He saw the door only a step before he walked into it. A big, wooden thing, which he took a moment to identify as the church. He beat on it with gloved fists. Someone might be inside. Someone who could help him find Maria.
A gust of wind, and perhaps something more solid, hit his side, and knocked him from his feet. He landed in the snow, and gasped from sudden cold and pain of it. Snow flooded into his mouth. He thrashed around, trying to tell up from down, but there no longer seemed any distinction between him and the snow.
As the cold ate into the last warm molecules of him, and darkness closed in over him, his last thoughts were of the flame-haired beauty, lost in the snow.
‘Good morning, Mr Kilburn.’
Jimmy was warm. His eyes opened slowly, reluctantly. Had the painful, all-encompassing cold been nothing but a dream?and he wondered whether the lingering memories of painful cold had just been a dream.
When he saw the aged face in front of him, he knew it hadn’t been.
‘Where am I?’ He sat up with a groan.
The old man chuckled. Jimmy saw he was wearing a white dog collar and knew the answer before he said it. ‘St. Mary’s. I found you on the doorstep, freezing to death. You seem well enough for a good night’s sleep, though.’
‘Where’s Maria?’ Jimmy asked, suddenly remembering her disappearance.
The old vicar frowned. ‘There wasn’t anyone else with you.’
‘She’s still out there then!’ Jimmy’s leapt out of the makeshift bed he was lying in, flinching slightly as his bare feet hit the cold floor. There was still some residual dampness in his clothes, but he didn’t care. He dashed towards the door.
‘Wait!’ the vicar shouted after him. ‘You can’t go out there dressed like that!’
Jimmy ignored him. Forcing the door open he threw himself into the outside world. The storm had blown itself out overnight, and everything was bright and clear now- but viciously cold. And there was a blanket of snow covering everything, almost two feet deep.
The snow attacked Jimmy’s legs and bare feet, burning and freezing simultaneously, but he didn’t care. He had to find Maria. The vicar shouted at him from the doorway, but Jimmy could barely even hear him.
There was nothing. No footprints, no bulges, no sign of her. Tears flowed down his cheeks with growing desperation, and his shivering was uncontrollable.

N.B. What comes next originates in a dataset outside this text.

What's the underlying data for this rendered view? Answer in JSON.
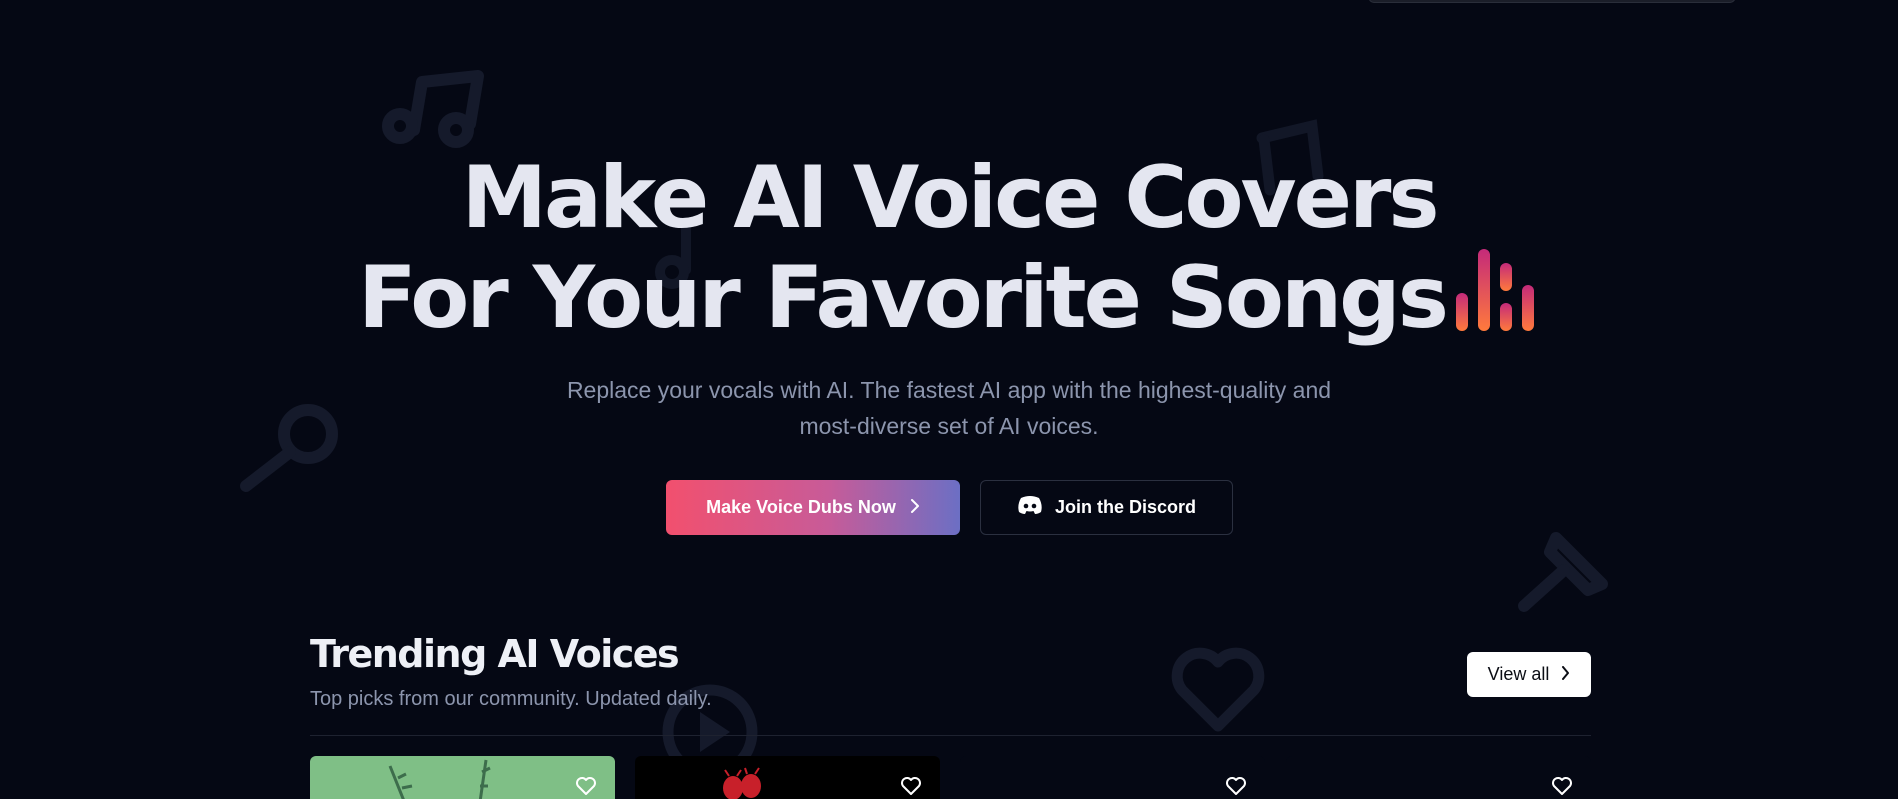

He waded like the snow, no longer able to feel his feet, until they gave way beneath him and sent him sprawling facedown.
He surfaced, churning up the fresh snow as he tried to find something with which to lever himself up. And then he stopped.
In the tilled snow before him, something had been unearthed. A lone, white glove, a black smudge sullying one flat finger. And next to it, a soggy rail ticket, its orange edges wilting, even as it declared itself an “OFF-PEAK SINGLE; LONDON TO WARGRAVE”. And one corner of it was coloured with a dark red residue, on perfect snow stretching as far as the eye could see.